Karna refuses Krishna’s request to take his place as the eldest Pandava and ascend the throne. Instead, choosing bread over blood, Karna fights and dies with the Kauravas. But, according to Vyasa and the Mahabharata’s many unknown authors, Karna, no matter his actions, was never a Kaurava. At the end of the epic, in a scene twisted in more ways than one, Karna winds up in hell with the other Pandavas, briefly, while the Kauravas bask in heaven.

The epic’s stance that we can’t transcend our births can appear very dark to modern eyes (or at least to some modern eyes) in stories that feature low-caste characters. Take the tale of Ekalavya. Ekalavya is born a tribal (nishada), outside of the four-fold Hindu class system, but his heart is set on life as a warrior (kshatriya) and learning to fight from Drona, who taught both the Pandavas and Kauravas. Drona denies Ekalavya instruction because of casteism, and so Ekalavya honours a clay statue of Drona every day while learning on his own. After a while, Ekalavya’s skills exceed those of Arjuna. And so, Arjuna cajoles Drona to demand that Ekalavya slice off his own thumb, thus ensuring that Ekalavya could never shoot an arrow again. Drona does so, under the guise of asking for gurudakshina (a teacher’s fee) since Ekalavya had built a statue of Drona’s likeness. Internalising the caste prejudice that condemned him, Ekalavya cut off his thumb and was never a threat to Arjuna again. The message is that, one way or another, varnashramadharma (moral behaviour according to one’s social class and life stage) prevails.
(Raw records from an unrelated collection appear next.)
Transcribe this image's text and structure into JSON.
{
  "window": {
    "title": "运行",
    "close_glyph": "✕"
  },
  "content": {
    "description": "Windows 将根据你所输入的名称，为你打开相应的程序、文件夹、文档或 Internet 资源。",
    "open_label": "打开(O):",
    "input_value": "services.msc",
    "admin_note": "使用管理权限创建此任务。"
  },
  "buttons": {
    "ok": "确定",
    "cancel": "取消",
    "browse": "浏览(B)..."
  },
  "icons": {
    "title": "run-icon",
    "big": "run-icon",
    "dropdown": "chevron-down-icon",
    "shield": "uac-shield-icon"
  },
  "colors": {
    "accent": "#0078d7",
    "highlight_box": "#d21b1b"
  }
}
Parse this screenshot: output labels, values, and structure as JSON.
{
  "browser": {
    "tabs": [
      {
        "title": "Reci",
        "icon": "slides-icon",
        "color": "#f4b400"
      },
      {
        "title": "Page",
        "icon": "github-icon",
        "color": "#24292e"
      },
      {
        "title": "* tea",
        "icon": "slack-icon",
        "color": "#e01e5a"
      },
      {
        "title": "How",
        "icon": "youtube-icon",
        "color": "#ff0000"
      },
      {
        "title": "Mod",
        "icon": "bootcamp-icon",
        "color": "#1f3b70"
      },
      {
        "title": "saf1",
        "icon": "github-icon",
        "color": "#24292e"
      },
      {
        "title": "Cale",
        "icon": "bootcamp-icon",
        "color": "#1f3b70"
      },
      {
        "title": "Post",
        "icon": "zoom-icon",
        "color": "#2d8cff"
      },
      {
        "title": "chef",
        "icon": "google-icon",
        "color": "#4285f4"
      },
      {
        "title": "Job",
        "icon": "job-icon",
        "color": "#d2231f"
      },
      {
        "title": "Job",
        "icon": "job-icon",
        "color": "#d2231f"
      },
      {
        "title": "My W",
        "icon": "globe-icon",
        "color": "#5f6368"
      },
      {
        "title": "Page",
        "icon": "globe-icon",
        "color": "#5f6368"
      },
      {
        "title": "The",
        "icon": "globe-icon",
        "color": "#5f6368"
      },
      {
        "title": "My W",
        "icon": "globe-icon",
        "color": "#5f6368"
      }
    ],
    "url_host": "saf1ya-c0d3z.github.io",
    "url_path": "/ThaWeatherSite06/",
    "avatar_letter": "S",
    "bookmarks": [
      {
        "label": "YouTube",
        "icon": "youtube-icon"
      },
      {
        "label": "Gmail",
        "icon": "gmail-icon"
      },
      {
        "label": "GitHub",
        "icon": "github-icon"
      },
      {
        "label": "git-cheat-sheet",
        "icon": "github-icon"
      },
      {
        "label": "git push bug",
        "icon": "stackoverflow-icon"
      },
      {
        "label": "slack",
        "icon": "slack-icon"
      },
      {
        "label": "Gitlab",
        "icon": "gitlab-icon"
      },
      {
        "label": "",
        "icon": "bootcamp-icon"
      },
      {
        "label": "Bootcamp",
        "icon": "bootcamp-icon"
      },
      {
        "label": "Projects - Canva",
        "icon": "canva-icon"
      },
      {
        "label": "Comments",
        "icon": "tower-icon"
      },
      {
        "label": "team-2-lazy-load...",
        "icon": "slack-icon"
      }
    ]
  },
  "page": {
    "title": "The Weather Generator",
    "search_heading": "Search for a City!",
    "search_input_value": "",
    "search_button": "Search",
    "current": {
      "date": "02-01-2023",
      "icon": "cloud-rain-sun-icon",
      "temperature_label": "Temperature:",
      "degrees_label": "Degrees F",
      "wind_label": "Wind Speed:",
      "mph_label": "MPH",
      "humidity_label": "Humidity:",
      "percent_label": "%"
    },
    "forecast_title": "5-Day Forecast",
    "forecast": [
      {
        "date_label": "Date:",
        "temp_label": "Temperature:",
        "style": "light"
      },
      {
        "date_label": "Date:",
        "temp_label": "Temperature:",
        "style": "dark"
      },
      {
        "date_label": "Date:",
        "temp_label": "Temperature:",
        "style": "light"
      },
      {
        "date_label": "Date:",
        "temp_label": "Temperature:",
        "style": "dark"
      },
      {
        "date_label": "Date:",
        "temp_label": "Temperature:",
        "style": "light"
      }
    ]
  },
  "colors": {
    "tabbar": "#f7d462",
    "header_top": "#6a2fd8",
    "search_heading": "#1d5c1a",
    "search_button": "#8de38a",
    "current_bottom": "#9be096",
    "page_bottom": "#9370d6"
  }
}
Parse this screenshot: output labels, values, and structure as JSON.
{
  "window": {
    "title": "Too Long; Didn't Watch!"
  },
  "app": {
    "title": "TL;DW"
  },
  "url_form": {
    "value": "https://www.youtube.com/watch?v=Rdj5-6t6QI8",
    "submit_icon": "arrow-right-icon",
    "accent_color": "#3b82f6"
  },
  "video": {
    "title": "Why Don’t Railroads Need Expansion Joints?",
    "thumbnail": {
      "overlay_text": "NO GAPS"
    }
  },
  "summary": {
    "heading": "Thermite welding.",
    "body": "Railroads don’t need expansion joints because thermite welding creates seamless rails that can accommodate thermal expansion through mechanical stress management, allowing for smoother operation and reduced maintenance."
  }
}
A 20th-century poem by the Dalit writer Shashikant Hingonekar puts it like this:

If you had kept your thumb
history would have happened
somewhat differently.
But … you gave your thumb
and history also
became theirs.
Ekalavya, since that day they have not even given you a glance.
Forgive me, Ekalavya, I won’t be fooled now by their sweet words.
My thumb will never be broken.

The Mahabharata claims to be about the totality of human life in a verse included in both its first and final books:

धर्मे चार्थे च कामे च मोक्षे च भरतर्षभ
यदिहास्ति तदन्यत्र यन्नेहास्ति न तत्क्वचित्
What is found here regarding the aims of human life –
righteousness, wealth, pleasure, and release –
may be found elsewhere, O Bull of the Bharatas.
But what is not here, is found nowhere.

Indeed, the Mahabharata’s promise to explore (among other things) immorality, politics, sexism and identity problems as general features of human life rings true in our times.

Over the past several years, politics in India and the United States have taken dark turns as both countries turn their backs on the values of pluralism and embrace ethno- and religious nationalisms. Violence and death are heavily used tools by governments in both countries.

Sexism has never gone away. It is a critical part of the current surge of Right-wing ideologies and their embrace of male privilege. Moreover, the responses to the COVID-19 pandemic are reasserting retrograde gender roles in many places across the globe. The pandemic’s toll on women’s physical safety, mental health and careers is great and growing.

Identity, too, plagues us. The caste system is still very much alive, in both India and the diaspora. We also struggle with types of oppression birthed in modernity, such as racism.

The Mahabharata makes no false promises of solving such problems, but it does offer us tools for thinking them through, now and in the future, even if – or perhaps especially if – that future looks dark. The epic itself foretells:

आचख्युः कवयः केचित्संप्रत्याचक्षते परे
आख्यास्यन्ति तथैवान्ये इतिहासमिमं भुवि
Some poets told this epic before.
Others are telling it now.
Different narrators will tell it in the future.

A note on the text: translations in this article are my own; I prefer colloquial translations. For recent retellings of the Mahabharata in English, I recommend John D Smith’s Penguin edition (2009) for fidelity to text and completeness, and Carole Satyamurti’s Norton edition (2016) for poetry.